CHARLOTTE, N.C. — This wasn’t a season that could be captured in a still frame. It wasn’t a team that could be defined in 900 words. And it wasn’t a moment that anyone — not even Darius Morris — had words for.
No, to understand what happened in that moment, that game, that season, you need to hear to believe.
And few will actually listen for it, because you would have to look for those sounds in the unlikeliest of places. You’d have to listen to the silences. And no one is looking there.
Just like no one was looking at Michigan before this season started.
All that can be said, explained and extrapolated about this team and its emotions were heard in those silences throughout Time Warner Cable Arena yesterday.
It was the sound of silence as the ball left Morris’ hands and arched perfectly toward the basket until that idyllic silence was broken by the ding of the ball meeting the heel of the rim.
But in that moment of silence, there was hope — desperate hope. The hope of a team of ragtag kids who were under-recruited and underappreciated. It was the hope that the team, led by two Indiana boys in black sneakers, has held this entire season. It was the hope of John Beilein as he leaned forward, anticipating the exact result he’d seen in practice so many times when Morris took that same shot.
And then came the ding.
There was the silence of the aftermath. The silence of disbelief. The silence that shook the team to its core that comes with a rude awakening, paralyzing the brain. The silence that over took Tim Hardaway Jr. as he looked up at the scoreboard and bit at his uniform to fight back the tears.
Yes, the scoreboard read correctly, Duke won, 73-71.
“Everything went blank,” Hardaway Jr. would say after the game.
He heard nothing. Thousands of Duke fans screamed as Mike Krzyzewski notched his 900th win, but Hardaway Jr. heard silence.
Then there was the silence of Jonathan Kirbitz packing up his drum set for the last time. For four years, he’s been the Michigan pep band’s drummer, but when that ding came, his career ended. The band director looked up at his band and asked the seniors to lead the group for their final round of “The Victors.”
Kirbitz is graduating in May and doesn’t know what he’ll do. He wants to continue playing music, he says, but it won’t be for Michigan. Unlike every member of the Michigan basketball team, he won’t return.
His career ended the moment that silence did.
And then there was the moment no one saw when Lauren McLaughlin meticulously placed a sticker reading ‘Duke’ as the winner on the bracket that hung outside the arena. It was a placard that represented the Wolverines’ defeat — perhaps the first physical manifestation of the loss. She attached the sticker and said nothing.
Perhaps she expected to put the Blue Devils’ name there, like so many others, but the NCAA had printed up Michigan’s sticker as well.
She wouldn’t need to use it. She carelessly threw it into the trash. There was no rebound. That shot was perfect and the crumbled sticker lay unused and silent in the bottom of the can.
Right now that sound is the silence that filled Zack Novak’s heart as he stood at midcourt coming to the realization that his junior season was over.
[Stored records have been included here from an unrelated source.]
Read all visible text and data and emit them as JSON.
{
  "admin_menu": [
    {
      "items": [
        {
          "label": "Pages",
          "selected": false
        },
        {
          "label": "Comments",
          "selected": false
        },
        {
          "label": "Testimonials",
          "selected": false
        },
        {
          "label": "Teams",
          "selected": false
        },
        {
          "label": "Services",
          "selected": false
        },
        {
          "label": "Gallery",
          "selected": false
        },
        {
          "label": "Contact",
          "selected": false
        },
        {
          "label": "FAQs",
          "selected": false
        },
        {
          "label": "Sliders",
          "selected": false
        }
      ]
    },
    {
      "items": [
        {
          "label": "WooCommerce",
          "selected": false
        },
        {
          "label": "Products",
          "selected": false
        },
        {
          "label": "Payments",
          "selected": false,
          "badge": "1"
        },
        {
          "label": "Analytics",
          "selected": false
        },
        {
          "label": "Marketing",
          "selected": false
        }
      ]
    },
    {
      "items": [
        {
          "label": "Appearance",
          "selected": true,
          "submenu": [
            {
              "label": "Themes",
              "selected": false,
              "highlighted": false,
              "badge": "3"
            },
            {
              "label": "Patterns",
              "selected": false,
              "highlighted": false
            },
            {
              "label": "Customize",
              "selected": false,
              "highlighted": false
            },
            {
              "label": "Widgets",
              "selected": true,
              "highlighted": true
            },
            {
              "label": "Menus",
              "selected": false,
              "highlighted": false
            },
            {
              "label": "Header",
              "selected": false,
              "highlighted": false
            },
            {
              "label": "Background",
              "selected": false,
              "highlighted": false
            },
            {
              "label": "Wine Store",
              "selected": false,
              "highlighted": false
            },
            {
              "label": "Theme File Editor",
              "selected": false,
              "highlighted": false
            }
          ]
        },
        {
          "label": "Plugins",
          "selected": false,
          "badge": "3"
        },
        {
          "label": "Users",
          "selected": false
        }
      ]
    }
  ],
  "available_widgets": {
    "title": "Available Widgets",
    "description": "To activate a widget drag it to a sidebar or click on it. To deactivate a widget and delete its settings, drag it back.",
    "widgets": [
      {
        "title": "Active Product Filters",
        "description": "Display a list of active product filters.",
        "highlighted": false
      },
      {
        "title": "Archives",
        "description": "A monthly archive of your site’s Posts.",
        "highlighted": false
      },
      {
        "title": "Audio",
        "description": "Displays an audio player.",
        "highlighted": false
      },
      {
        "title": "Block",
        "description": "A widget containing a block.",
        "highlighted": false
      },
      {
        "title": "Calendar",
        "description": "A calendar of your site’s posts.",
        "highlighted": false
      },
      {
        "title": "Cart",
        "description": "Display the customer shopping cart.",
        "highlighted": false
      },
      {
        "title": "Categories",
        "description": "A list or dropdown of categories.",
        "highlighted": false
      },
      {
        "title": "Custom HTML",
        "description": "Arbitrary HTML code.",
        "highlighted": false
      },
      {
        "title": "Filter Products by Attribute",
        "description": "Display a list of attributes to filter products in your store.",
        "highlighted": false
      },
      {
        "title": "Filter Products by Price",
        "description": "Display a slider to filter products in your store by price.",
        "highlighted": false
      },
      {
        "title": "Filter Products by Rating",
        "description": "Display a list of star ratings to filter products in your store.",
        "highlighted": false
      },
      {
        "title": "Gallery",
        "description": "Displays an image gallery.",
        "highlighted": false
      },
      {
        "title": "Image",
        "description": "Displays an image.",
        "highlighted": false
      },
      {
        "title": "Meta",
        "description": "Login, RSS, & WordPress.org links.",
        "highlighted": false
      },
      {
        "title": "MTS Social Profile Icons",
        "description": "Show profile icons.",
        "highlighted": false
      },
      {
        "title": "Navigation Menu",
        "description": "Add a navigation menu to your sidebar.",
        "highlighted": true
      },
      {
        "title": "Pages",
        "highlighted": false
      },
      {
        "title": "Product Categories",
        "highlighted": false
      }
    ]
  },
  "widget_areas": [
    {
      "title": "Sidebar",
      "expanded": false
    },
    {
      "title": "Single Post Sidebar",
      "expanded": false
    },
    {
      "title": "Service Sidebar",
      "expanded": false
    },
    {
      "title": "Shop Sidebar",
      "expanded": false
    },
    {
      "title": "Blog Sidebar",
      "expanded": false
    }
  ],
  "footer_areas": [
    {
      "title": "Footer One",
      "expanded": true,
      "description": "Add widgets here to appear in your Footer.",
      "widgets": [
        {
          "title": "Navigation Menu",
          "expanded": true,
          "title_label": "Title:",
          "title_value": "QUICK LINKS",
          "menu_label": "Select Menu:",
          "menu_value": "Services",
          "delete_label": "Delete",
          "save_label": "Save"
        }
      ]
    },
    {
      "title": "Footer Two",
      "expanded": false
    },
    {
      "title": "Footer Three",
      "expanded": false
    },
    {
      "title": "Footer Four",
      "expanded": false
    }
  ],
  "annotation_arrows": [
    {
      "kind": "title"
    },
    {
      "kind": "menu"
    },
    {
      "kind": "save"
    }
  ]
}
It’s the worst feeling in the world, like someone died, he’d say.
And then there was the silence of the arena after the game, as Morris reemerged from the locker room and walked onto the court where his season had ended less than an hour before.
A handful of reporters and maintenance workers fell quiet. He looked at no one and walked across mid-court towards the basket that may haunt him until next season. With an invisible ball, he reattempted that shot.
His right hand, with perfect form, glided through the empty space. His headphones jiggled around his neck. He jumped off his right foot and landed again.
But the sound of the prospects of next year’s team roared throughout the arena. A team that will lose no one. A team that will return with a chip on its shoulder. A team that will no longer have a target on its heart, but rather, on its back.
And then a voice from the upper deck broke that silence, just like that ding broke the silence of the ball rushing those the air.
“Keep your head up.”
Morris looked up and continued walking.
It will be what this team needs to do. Because for now, there will be silence and it will be a painful silence. It will be the sound of people not knowing what to say. Whether to apologize or congratulate a team that brought Michigan basketball out of irrelevance, if only for a few weeks.
It will be a silence that represents the end of a hopeful season and a quiet March for the Wolverines.
Morris won’t get that shot back.
But on Thursday or Friday, they’ll be back in the gym again. And that silence that represented so much, yet held nothing, will be filled with sounds of a team preparing to do work again next season.
Chantel Jennings can be reached at firstname.lastname@example.org